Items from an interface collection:
*** Block opens ***

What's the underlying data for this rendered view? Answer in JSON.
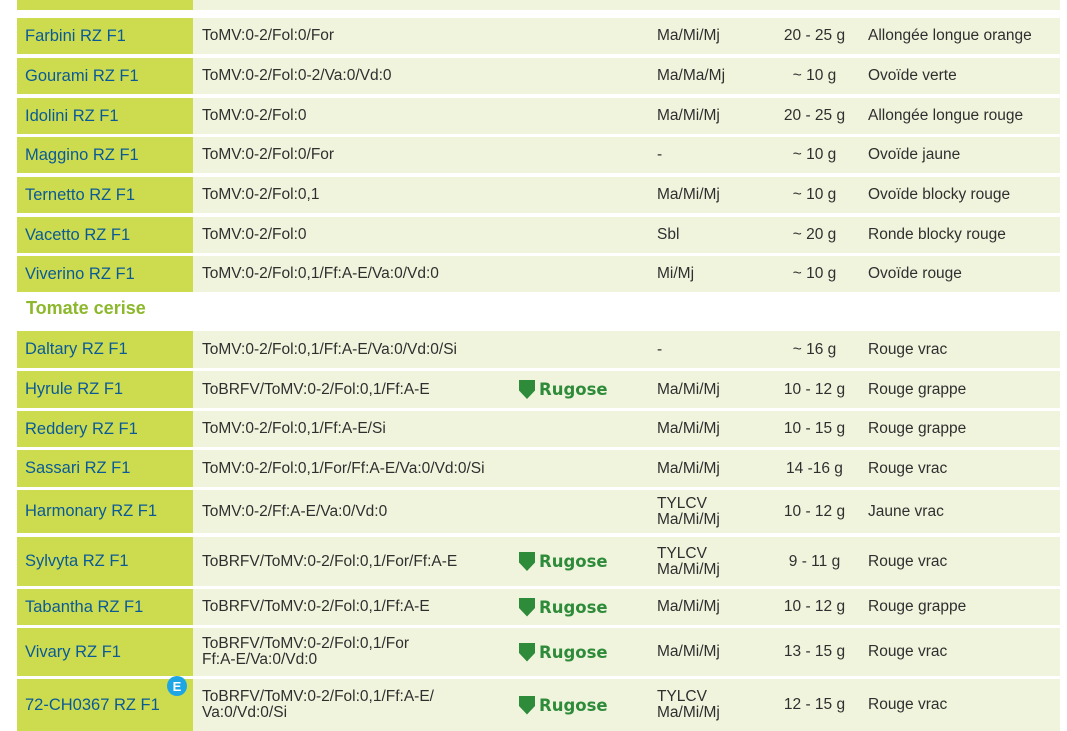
{
  "section1": {
    "rows": [
      {
        "name": "Farbini RZ F1",
        "code": "ToMV:0-2/Fol:0/For",
        "badge": "",
        "res": "Ma/Mi/Mj",
        "weight": "20 - 25 g",
        "fruit": "Allongée longue orange"
      },
      {
        "name": "Gourami RZ F1",
        "code": "ToMV:0-2/Fol:0-2/Va:0/Vd:0",
        "badge": "",
        "res": "Ma/Ma/Mj",
        "weight": "~ 10 g",
        "fruit": "Ovoïde verte"
      },
      {
        "name": "Idolini RZ F1",
        "code": "ToMV:0-2/Fol:0",
        "badge": "",
        "res": "Ma/Mi/Mj",
        "weight": "20 - 25 g",
        "fruit": "Allongée longue rouge"
      },
      {
        "name": "Maggino RZ F1",
        "code": "ToMV:0-2/Fol:0/For",
        "badge": "",
        "res": "-",
        "weight": "~ 10 g",
        "fruit": "Ovoïde jaune"
      },
      {
        "name": "Ternetto RZ F1",
        "code": "ToMV:0-2/Fol:0,1",
        "badge": "",
        "res": "Ma/Mi/Mj",
        "weight": "~ 10 g",
        "fruit": "Ovoïde blocky rouge"
      },
      {
        "name": "Vacetto RZ F1",
        "code": "ToMV:0-2/Fol:0",
        "badge": "",
        "res": "Sbl",
        "weight": "~ 20 g",
        "fruit": "Ronde blocky rouge"
      },
      {
        "name": "Viverino RZ F1",
        "code": "ToMV:0-2/Fol:0,1/Ff:A-E/Va:0/Vd:0",
        "badge": "",
        "res": "Mi/Mj",
        "weight": "~ 10 g",
        "fruit": "Ovoïde rouge"
      }
    ]
  },
  "section2": {
    "title": "Tomate cerise",
    "rows": [
      {
        "name": "Daltary RZ F1",
        "code": "ToMV:0-2/Fol:0,1/Ff:A-E/Va:0/Vd:0/Si",
        "badge": "",
        "res": "-",
        "weight": "~ 16 g",
        "fruit": "Rouge vrac"
      },
      {
        "name": "Hyrule RZ F1",
        "code": "ToBRFV/ToMV:0-2/Fol:0,1/Ff:A-E",
        "badge": "Rugose",
        "res": "Ma/Mi/Mj",
        "weight": "10 - 12 g",
        "fruit": "Rouge grappe"
      },
      {
        "name": "Reddery RZ F1",
        "code": "ToMV:0-2/Fol:0,1/Ff:A-E/Si",
        "badge": "",
        "res": "Ma/Mi/Mj",
        "weight": "10 - 15 g",
        "fruit": "Rouge grappe"
      },
      {
        "name": "Sassari RZ F1",
        "code": "ToMV:0-2/Fol:0,1/For/Ff:A-E/Va:0/Vd:0/Si",
        "badge": "",
        "res": "Ma/Mi/Mj",
        "weight": "14 -16 g",
        "fruit": "Rouge vrac"
      },
      {
        "name": "Harmonary RZ F1",
        "code": "ToMV:0-2/Ff:A-E/Va:0/Vd:0",
        "badge": "",
        "res": "TYLCV\nMa/Mi/Mj",
        "weight": "10 - 12 g",
        "fruit": "Jaune vrac"
      },
      {
        "name": "Sylvyta RZ F1",
        "code": "ToBRFV/ToMV:0-2/Fol:0,1/For/Ff:A-E",
        "badge": "Rugose",
        "res": "TYLCV\nMa/Mi/Mj",
        "weight": "9 - 11 g",
        "fruit": "Rouge vrac"
      },
      {
        "name": "Tabantha RZ F1",
        "code": "ToBRFV/ToMV:0-2/Fol:0,1/Ff:A-E",
        "badge": "Rugose",
        "res": "Ma/Mi/Mj",
        "weight": "10 - 12 g",
        "fruit": "Rouge grappe"
      },
      {
        "name": "Vivary RZ F1",
        "code": "ToBRFV/ToMV:0-2/Fol:0,1/For\nFf:A-E/Va:0/Vd:0",
        "badge": "Rugose",
        "res": "Ma/Mi/Mj",
        "weight": "13 - 15 g",
        "fruit": "Rouge vrac"
      },
      {
        "name": "72-CH0367 RZ F1",
        "code": "ToBRFV/ToMV:0-2/Fol:0,1/Ff:A-E/\nVa:0/Vd:0/Si",
        "badge": "Rugose",
        "res": "TYLCV\nMa/Mi/Mj",
        "weight": "12 - 15 g",
        "fruit": "Rouge vrac"
      }
    ]
  },
  "e_marker": "E"
}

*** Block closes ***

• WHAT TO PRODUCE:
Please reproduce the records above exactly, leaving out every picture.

• RESULT:
What's the underlying data for this rendered view? Answer in JSON.
{
  "section1": {
    "rows": [
      {
        "name": "Farbini RZ F1",
        "code": "ToMV:0-2/Fol:0/For",
        "badge": "",
        "res": "Ma/Mi/Mj",
        "weight": "20 - 25 g",
        "fruit": "Allongée longue orange"
      },
      {
        "name": "Gourami RZ F1",
        "code": "ToMV:0-2/Fol:0-2/Va:0/Vd:0",
        "badge": "",
        "res": "Ma/Ma/Mj",
        "weight": "~ 10 g",
        "fruit": "Ovoïde verte"
      },
      {
        "name": "Idolini RZ F1",
        "code": "ToMV:0-2/Fol:0",
        "badge": "",
        "res": "Ma/Mi/Mj",
        "weight": "20 - 25 g",
        "fruit": "Allongée longue rouge"
      },
      {
        "name": "Maggino RZ F1",
        "code": "ToMV:0-2/Fol:0/For",
        "badge": "",
        "res": "-",
        "weight": "~ 10 g",
        "fruit": "Ovoïde jaune"
      },
      {
        "name": "Ternetto RZ F1",
        "code": "ToMV:0-2/Fol:0,1",
        "badge": "",
        "res": "Ma/Mi/Mj",
        "weight": "~ 10 g",
        "fruit": "Ovoïde blocky rouge"
      },
      {
        "name": "Vacetto RZ F1",
        "code": "ToMV:0-2/Fol:0",
        "badge": "",
        "res": "Sbl",
        "weight": "~ 20 g",
        "fruit": "Ronde blocky rouge"
      },
      {
        "name": "Viverino RZ F1",
        "code": "ToMV:0-2/Fol:0,1/Ff:A-E/Va:0/Vd:0",
        "badge": "",
        "res": "Mi/Mj",
        "weight": "~ 10 g",
        "fruit": "Ovoïde rouge"
      }
    ]
  },
  "section2": {
    "title": "Tomate cerise",
    "rows": [
      {
        "name": "Daltary RZ F1",
        "code": "ToMV:0-2/Fol:0,1/Ff:A-E/Va:0/Vd:0/Si",
        "badge": "",
        "res": "-",
        "weight": "~ 16 g",
        "fruit": "Rouge vrac"
      },
      {
        "name": "Hyrule RZ F1",
        "code": "ToBRFV/ToMV:0-2/Fol:0,1/Ff:A-E",
        "badge": "Rugose",
        "res": "Ma/Mi/Mj",
        "weight": "10 - 12 g",
        "fruit": "Rouge grappe"
      },
      {
        "name": "Reddery RZ F1",
        "code": "ToMV:0-2/Fol:0,1/Ff:A-E/Si",
        "badge": "",
        "res": "Ma/Mi/Mj",
        "weight": "10 - 15 g",
        "fruit": "Rouge grappe"
      },
      {
        "name": "Sassari RZ F1",
        "code": "ToMV:0-2/Fol:0,1/For/Ff:A-E/Va:0/Vd:0/Si",
        "badge": "",
        "res": "Ma/Mi/Mj",
        "weight": "14 -16 g",
        "fruit": "Rouge vrac"
      },
      {
        "name": "Harmonary RZ F1",
        "code": "ToMV:0-2/Ff:A-E/Va:0/Vd:0",
        "badge": "",
        "res": "TYLCV\nMa/Mi/Mj",
        "weight": "10 - 12 g",
        "fruit": "Jaune vrac"
      },
      {
        "name": "Sylvyta RZ F1",
        "code": "ToBRFV/ToMV:0-2/Fol:0,1/For/Ff:A-E",
        "badge": "Rugose",
        "res": "TYLCV\nMa/Mi/Mj",
        "weight": "9 - 11 g",
        "fruit": "Rouge vrac"
      },
      {
        "name": "Tabantha RZ F1",
        "code": "ToBRFV/ToMV:0-2/Fol:0,1/Ff:A-E",
        "badge": "Rugose",
        "res": "Ma/Mi/Mj",
        "weight": "10 - 12 g",
        "fruit": "Rouge grappe"
      },
      {
        "name": "Vivary RZ F1",
        "code": "ToBRFV/ToMV:0-2/Fol:0,1/For\nFf:A-E/Va:0/Vd:0",
        "badge": "Rugose",
        "res": "Ma/Mi/Mj",
        "weight": "13 - 15 g",
        "fruit": "Rouge vrac"
      },
      {
        "name": "72-CH0367 RZ F1",
        "code": "ToBRFV/ToMV:0-2/Fol:0,1/Ff:A-E/\nVa:0/Vd:0/Si",
        "badge": "Rugose",
        "res": "TYLCV\nMa/Mi/Mj",
        "weight": "12 - 15 g",
        "fruit": "Rouge vrac"
      }
    ]
  },
  "e_marker": "E"
}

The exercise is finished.